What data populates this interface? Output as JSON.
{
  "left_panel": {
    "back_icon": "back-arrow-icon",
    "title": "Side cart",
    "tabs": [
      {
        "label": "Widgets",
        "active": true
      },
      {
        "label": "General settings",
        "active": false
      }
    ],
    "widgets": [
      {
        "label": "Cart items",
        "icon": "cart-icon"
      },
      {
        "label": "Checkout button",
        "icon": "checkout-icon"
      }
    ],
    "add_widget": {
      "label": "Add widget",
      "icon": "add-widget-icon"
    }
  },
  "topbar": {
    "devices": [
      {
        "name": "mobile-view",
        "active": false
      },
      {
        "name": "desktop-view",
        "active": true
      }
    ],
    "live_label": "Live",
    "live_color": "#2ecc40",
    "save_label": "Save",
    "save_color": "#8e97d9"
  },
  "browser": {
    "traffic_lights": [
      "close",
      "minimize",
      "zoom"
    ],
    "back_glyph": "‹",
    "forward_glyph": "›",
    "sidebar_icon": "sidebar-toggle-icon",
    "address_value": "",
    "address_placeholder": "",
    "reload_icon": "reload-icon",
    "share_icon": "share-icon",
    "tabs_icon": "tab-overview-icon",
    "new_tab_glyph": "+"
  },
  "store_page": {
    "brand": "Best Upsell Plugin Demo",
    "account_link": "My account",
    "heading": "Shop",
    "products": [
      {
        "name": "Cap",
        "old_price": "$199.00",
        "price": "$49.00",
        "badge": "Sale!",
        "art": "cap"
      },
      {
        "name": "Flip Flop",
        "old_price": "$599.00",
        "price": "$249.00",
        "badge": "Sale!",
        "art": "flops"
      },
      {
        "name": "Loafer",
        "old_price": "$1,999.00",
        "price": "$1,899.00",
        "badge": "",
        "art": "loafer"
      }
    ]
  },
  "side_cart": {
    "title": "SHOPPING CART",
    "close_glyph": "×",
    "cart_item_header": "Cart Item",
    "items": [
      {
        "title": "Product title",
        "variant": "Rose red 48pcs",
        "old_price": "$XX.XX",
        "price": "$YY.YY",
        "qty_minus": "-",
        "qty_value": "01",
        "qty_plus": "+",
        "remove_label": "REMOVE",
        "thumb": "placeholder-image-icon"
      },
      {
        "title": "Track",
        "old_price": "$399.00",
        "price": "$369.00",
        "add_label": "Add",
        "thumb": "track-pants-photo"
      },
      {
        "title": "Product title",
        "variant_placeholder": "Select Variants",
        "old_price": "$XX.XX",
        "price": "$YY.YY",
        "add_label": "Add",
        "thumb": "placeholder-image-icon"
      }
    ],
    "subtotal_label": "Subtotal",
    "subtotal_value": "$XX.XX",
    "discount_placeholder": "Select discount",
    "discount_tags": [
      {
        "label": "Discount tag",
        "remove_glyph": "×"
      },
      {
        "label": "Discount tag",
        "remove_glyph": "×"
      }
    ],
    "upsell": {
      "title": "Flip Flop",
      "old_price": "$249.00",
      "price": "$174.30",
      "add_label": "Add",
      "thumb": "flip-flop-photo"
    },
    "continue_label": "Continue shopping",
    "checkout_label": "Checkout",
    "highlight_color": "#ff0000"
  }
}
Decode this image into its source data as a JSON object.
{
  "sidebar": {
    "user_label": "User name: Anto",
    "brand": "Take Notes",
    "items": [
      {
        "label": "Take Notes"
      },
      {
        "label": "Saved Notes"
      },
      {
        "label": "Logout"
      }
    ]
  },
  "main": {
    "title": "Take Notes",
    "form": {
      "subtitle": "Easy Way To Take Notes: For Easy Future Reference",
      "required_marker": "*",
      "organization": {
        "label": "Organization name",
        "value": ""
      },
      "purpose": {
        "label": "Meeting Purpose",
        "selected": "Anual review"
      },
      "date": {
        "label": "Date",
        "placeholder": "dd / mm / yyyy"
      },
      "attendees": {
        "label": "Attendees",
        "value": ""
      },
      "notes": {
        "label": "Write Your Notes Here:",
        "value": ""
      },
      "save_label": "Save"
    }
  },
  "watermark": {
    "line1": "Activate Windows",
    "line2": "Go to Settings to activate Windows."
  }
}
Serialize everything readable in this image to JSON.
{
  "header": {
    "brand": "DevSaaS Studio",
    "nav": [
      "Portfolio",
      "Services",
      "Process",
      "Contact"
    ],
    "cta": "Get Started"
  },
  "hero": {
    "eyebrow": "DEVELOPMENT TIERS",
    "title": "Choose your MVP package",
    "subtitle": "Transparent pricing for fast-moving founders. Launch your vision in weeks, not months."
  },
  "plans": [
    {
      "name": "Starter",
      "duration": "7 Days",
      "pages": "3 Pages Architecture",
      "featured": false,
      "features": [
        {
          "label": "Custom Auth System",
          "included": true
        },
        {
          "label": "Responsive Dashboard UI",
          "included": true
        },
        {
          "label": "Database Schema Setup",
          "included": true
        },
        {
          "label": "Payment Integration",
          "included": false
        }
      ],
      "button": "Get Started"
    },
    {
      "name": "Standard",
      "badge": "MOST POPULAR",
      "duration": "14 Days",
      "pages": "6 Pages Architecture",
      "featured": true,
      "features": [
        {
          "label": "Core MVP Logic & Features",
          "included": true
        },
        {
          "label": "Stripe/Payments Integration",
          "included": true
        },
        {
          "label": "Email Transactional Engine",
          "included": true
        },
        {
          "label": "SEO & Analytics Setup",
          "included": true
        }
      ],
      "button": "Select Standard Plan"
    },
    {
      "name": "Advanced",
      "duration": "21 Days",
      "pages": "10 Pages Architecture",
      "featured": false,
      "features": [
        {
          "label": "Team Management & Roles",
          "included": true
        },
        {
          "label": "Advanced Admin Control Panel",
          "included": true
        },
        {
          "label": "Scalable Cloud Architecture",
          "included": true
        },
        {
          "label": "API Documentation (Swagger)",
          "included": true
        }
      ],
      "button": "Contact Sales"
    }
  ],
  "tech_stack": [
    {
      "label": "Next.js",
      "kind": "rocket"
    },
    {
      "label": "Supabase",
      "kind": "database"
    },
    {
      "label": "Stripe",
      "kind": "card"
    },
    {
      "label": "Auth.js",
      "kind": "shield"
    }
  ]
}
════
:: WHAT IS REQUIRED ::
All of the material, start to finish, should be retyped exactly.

:: RESULT ::
What data populates this interface? Output as JSON.
{
  "left_panel": {
    "back_icon": "back-arrow-icon",
    "title": "Side cart",
    "tabs": [
      {
        "label": "Widgets",
        "active": true
      },
      {
        "label": "General settings",
        "active": false
      }
    ],
    "widgets": [
      {
        "label": "Cart items",
        "icon": "cart-icon"
      },
      {
        "label": "Checkout button",
        "icon": "checkout-icon"
      }
    ],
    "add_widget": {
      "label": "Add widget",
      "icon": "add-widget-icon"
    }
  },
  "topbar": {
    "devices": [
      {
        "name": "mobile-view",
        "active": false
      },
      {
        "name": "desktop-view",
        "active": true
      }
    ],
    "live_label": "Live",
    "live_color": "#2ecc40",
    "save_label": "Save",
    "save_color": "#8e97d9"
  },
  "browser": {
    "traffic_lights": [
      "close",
      "minimize",
      "zoom"
    ],
    "back_glyph": "‹",
    "forward_glyph": "›",
    "sidebar_icon": "sidebar-toggle-icon",
    "address_value": "",
    "address_placeholder": "",
    "reload_icon": "reload-icon",
    "share_icon": "share-icon",
    "tabs_icon": "tab-overview-icon",
    "new_tab_glyph": "+"
  },
  "store_page": {
    "brand": "Best Upsell Plugin Demo",
    "account_link": "My account",
    "heading": "Shop",
    "products": [
      {
        "name": "Cap",
        "old_price": "$199.00",
        "price": "$49.00",
        "badge": "Sale!",
        "art": "cap"
      },
      {
        "name": "Flip Flop",
        "old_price": "$599.00",
        "price": "$249.00",
        "badge": "Sale!",
        "art": "flops"
      },
      {
        "name": "Loafer",
        "old_price": "$1,999.00",
        "price": "$1,899.00",
        "badge": "",
        "art": "loafer"
      }
    ]
  },
  "side_cart": {
    "title": "SHOPPING CART",
    "close_glyph": "×",
    "cart_item_header": "Cart Item",
    "items": [
      {
        "title": "Product title",
        "variant": "Rose red 48pcs",
        "old_price": "$XX.XX",
        "price": "$YY.YY",
        "qty_minus": "-",
        "qty_value": "01",
        "qty_plus": "+",
        "remove_label": "REMOVE",
        "thumb": "placeholder-image-icon"
      },
      {
        "title": "Track",
        "old_price": "$399.00",
        "price": "$369.00",
        "add_label": "Add",
        "thumb": "track-pants-photo"
      },
      {
        "title": "Product title",
        "variant_placeholder": "Select Variants",
        "old_price": "$XX.XX",
        "price": "$YY.YY",
        "add_label": "Add",
        "thumb": "placeholder-image-icon"
      }
    ],
    "subtotal_label": "Subtotal",
    "subtotal_value": "$XX.XX",
    "discount_placeholder": "Select discount",
    "discount_tags": [
      {
        "label": "Discount tag",
        "remove_glyph": "×"
      },
      {
        "label": "Discount tag",
        "remove_glyph": "×"
      }
    ],
    "upsell": {
      "title": "Flip Flop",
      "old_price": "$249.00",
      "price": "$174.30",
      "add_label": "Add",
      "thumb": "flip-flop-photo"
    },
    "continue_label": "Continue shopping",
    "checkout_label": "Checkout",
    "highlight_color": "#ff0000"
  }
}
Decode this image into its source data as a JSON object.
{
  "sidebar": {
    "user_label": "User name: Anto",
    "brand": "Take Notes",
    "items": [
      {
        "label": "Take Notes"
      },
      {
        "label": "Saved Notes"
      },
      {
        "label": "Logout"
      }
    ]
  },
  "main": {
    "title": "Take Notes",
    "form": {
      "subtitle": "Easy Way To Take Notes: For Easy Future Reference",
      "required_marker": "*",
      "organization": {
        "label": "Organization name",
        "value": ""
      },
      "purpose": {
        "label": "Meeting Purpose",
        "selected": "Anual review"
      },
      "date": {
        "label": "Date",
        "placeholder": "dd / mm / yyyy"
      },
      "attendees": {
        "label": "Attendees",
        "value": ""
      },
      "notes": {
        "label": "Write Your Notes Here:",
        "value": ""
      },
      "save_label": "Save"
    }
  },
  "watermark": {
    "line1": "Activate Windows",
    "line2": "Go to Settings to activate Windows."
  }
}
Serialize everything readable in this image to JSON.
{
  "header": {
    "brand": "DevSaaS Studio",
    "nav": [
      "Portfolio",
      "Services",
      "Process",
      "Contact"
    ],
    "cta": "Get Started"
  },
  "hero": {
    "eyebrow": "DEVELOPMENT TIERS",
    "title": "Choose your MVP package",
    "subtitle": "Transparent pricing for fast-moving founders. Launch your vision in weeks, not months."
  },
  "plans": [
    {
      "name": "Starter",
      "duration": "7 Days",
      "pages": "3 Pages Architecture",
      "featured": false,
      "features": [
        {
          "label": "Custom Auth System",
          "included": true
        },
        {
          "label": "Responsive Dashboard UI",
          "included": true
        },
        {
          "label": "Database Schema Setup",
          "included": true
        },
        {
          "label": "Payment Integration",
          "included": false
        }
      ],
      "button": "Get Started"
    },
    {
      "name": "Standard",
      "badge": "MOST POPULAR",
      "duration": "14 Days",
      "pages": "6 Pages Architecture",
      "featured": true,
      "features": [
        {
          "label": "Core MVP Logic & Features",
          "included": true
        },
        {
          "label": "Stripe/Payments Integration",
          "included": true
        },
        {
          "label": "Email Transactional Engine",
          "included": true
        },
        {
          "label": "SEO & Analytics Setup",
          "included": true
        }
      ],
      "button": "Select Standard Plan"
    },
    {
      "name": "Advanced",
      "duration": "21 Days",
      "pages": "10 Pages Architecture",
      "featured": false,
      "features": [
        {
          "label": "Team Management & Roles",
          "included": true
        },
        {
          "label": "Advanced Admin Control Panel",
          "included": true
        },
        {
          "label": "Scalable Cloud Architecture",
          "included": true
        },
        {
          "label": "API Documentation (Swagger)",
          "included": true
        }
      ],
      "button": "Contact Sales"
    }
  ],
  "tech_stack": [
    {
      "label": "Next.js",
      "kind": "rocket"
    },
    {
      "label": "Supabase",
      "kind": "database"
    },
    {
      "label": "Stripe",
      "kind": "card"
    },
    {
      "label": "Auth.js",
      "kind": "shield"
    }
  ]
}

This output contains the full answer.